Work required ▸ Say how many of the lines below contain the word "General"; nothing else belongs in the answer.

Given information ▸
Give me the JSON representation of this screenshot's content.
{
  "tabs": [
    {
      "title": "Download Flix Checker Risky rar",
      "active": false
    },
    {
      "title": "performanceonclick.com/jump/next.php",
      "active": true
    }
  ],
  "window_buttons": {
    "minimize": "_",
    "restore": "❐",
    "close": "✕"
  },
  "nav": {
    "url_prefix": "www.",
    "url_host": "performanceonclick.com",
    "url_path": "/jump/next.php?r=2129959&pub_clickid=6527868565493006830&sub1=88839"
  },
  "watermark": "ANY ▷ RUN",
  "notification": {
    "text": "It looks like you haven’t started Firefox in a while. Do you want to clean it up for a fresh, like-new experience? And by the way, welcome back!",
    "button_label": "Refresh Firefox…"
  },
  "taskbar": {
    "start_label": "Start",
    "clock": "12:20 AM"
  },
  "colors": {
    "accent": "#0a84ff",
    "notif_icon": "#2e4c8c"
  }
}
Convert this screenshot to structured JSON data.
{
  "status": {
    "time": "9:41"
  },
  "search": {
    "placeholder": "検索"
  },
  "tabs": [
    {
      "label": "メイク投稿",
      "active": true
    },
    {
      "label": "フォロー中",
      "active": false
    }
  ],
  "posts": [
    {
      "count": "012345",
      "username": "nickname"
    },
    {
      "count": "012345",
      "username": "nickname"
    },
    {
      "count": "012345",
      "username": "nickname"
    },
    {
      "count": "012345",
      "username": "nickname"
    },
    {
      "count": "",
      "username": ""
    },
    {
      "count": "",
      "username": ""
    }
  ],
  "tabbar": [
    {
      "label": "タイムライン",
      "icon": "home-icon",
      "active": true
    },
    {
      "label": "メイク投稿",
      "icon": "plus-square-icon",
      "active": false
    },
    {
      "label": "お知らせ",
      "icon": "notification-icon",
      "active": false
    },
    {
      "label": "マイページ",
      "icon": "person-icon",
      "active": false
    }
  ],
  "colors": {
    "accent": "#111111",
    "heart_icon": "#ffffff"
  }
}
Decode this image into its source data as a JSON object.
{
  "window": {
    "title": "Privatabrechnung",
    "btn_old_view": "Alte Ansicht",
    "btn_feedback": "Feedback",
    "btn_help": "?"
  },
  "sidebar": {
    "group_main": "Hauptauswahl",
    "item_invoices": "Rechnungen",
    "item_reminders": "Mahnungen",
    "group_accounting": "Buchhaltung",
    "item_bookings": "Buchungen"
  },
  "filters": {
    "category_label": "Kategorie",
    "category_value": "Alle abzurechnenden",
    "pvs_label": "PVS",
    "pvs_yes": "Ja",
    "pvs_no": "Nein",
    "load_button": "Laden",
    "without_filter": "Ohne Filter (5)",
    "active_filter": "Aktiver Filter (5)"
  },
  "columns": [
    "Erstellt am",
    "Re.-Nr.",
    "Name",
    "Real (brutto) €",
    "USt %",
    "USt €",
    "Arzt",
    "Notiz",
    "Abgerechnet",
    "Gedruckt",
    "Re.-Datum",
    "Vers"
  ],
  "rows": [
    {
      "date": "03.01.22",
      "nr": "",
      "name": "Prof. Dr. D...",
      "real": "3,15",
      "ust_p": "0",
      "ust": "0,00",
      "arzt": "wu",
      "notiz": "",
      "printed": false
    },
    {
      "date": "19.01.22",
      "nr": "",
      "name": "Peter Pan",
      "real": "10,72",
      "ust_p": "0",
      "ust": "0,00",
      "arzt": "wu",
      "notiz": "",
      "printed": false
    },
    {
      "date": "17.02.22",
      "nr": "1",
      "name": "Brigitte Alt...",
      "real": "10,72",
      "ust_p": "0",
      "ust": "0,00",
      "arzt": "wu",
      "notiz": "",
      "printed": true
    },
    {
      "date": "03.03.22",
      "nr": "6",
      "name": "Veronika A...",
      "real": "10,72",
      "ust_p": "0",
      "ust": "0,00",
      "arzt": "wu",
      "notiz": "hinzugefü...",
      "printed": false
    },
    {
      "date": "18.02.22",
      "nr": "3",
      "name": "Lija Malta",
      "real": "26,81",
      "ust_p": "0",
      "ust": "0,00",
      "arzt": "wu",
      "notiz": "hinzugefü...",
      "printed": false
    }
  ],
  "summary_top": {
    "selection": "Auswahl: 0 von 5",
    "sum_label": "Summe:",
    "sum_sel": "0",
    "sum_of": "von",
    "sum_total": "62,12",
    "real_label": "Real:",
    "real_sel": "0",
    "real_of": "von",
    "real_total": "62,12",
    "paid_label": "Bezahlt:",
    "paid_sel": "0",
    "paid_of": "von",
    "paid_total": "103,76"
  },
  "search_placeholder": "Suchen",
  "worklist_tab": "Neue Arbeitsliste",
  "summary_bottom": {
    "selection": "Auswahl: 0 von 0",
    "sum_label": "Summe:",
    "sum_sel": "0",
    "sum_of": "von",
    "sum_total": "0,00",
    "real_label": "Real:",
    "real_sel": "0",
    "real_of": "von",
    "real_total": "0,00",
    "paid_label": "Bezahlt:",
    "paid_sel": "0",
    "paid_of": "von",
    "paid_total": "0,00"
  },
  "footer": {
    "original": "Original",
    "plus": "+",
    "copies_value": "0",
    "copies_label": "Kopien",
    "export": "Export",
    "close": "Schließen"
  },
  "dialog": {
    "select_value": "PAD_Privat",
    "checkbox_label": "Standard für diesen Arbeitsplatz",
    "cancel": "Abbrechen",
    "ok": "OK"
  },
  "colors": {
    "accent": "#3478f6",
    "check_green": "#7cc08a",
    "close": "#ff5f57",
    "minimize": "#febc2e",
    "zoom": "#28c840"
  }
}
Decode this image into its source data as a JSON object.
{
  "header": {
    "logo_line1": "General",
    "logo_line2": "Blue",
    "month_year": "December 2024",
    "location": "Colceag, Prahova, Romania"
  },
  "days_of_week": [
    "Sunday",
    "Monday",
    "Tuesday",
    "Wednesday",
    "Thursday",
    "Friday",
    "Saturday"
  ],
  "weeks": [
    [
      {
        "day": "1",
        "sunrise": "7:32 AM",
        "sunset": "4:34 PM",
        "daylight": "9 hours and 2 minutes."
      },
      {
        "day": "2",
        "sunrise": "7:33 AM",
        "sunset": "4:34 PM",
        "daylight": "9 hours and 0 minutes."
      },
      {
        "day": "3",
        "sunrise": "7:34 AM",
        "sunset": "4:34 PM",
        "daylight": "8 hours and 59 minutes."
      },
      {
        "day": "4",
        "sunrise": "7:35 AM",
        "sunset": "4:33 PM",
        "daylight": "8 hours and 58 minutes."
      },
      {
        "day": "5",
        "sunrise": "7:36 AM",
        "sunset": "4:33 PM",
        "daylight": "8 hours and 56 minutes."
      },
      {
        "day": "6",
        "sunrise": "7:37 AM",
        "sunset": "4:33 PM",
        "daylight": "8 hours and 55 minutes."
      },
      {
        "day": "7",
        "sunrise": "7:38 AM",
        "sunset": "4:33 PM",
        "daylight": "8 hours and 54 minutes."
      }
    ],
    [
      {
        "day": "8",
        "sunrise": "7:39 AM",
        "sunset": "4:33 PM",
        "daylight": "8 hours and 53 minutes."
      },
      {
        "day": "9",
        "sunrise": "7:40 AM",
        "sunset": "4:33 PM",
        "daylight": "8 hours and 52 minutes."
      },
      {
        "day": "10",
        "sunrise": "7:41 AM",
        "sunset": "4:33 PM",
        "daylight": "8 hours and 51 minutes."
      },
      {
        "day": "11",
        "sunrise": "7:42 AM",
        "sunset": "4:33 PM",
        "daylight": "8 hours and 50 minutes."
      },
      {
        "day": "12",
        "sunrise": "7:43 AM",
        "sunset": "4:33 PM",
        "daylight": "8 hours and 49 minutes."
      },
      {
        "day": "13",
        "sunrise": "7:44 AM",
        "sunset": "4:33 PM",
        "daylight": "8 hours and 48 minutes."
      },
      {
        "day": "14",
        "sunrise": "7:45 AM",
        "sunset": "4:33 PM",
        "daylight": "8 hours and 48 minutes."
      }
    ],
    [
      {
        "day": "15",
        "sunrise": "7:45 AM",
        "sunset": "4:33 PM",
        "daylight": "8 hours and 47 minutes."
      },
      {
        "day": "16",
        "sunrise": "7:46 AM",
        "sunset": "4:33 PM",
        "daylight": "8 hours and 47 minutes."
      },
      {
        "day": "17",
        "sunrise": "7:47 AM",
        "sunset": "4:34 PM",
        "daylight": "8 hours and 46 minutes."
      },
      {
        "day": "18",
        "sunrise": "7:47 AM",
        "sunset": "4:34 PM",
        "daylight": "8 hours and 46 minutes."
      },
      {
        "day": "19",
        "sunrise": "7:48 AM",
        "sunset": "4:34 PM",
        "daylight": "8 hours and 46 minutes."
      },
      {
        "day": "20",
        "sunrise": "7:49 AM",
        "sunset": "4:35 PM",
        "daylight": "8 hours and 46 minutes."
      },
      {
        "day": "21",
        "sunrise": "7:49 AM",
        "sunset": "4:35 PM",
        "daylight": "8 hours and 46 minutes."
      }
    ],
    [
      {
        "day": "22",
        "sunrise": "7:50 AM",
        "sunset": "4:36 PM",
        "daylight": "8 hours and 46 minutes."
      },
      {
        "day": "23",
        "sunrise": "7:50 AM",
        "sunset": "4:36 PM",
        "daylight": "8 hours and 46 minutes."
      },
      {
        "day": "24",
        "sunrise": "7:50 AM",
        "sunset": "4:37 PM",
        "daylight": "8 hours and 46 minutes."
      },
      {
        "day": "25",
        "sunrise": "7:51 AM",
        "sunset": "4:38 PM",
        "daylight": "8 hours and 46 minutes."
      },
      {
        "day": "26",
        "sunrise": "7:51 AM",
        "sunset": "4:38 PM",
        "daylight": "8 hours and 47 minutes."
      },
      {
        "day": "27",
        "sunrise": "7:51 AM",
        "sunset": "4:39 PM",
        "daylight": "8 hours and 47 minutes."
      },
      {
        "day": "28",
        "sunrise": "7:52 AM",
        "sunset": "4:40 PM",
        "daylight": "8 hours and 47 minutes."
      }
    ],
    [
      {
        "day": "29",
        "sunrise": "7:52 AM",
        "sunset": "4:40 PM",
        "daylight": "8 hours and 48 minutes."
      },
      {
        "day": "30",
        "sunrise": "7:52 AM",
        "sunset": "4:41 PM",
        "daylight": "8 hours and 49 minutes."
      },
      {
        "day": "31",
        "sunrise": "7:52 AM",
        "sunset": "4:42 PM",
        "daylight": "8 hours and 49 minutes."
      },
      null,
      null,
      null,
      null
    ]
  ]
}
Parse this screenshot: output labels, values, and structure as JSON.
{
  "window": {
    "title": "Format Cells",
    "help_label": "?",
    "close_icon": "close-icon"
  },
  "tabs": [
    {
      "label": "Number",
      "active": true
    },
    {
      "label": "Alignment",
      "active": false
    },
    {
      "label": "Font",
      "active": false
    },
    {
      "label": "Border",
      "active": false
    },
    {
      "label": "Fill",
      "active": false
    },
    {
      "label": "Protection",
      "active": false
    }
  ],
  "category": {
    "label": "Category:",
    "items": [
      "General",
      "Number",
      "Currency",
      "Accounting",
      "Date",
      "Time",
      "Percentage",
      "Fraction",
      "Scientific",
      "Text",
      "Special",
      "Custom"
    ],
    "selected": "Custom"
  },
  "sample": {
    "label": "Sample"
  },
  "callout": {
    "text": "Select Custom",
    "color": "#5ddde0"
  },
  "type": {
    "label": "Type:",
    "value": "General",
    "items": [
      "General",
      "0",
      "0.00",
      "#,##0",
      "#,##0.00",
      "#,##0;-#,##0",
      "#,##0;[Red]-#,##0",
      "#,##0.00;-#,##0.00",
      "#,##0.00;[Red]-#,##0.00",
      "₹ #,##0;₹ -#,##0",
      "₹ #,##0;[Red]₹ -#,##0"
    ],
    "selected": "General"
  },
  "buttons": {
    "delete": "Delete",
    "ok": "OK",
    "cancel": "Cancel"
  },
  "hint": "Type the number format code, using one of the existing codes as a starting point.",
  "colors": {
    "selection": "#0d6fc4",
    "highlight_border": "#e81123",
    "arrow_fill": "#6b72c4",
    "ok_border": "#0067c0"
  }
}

Answer section ▸ 5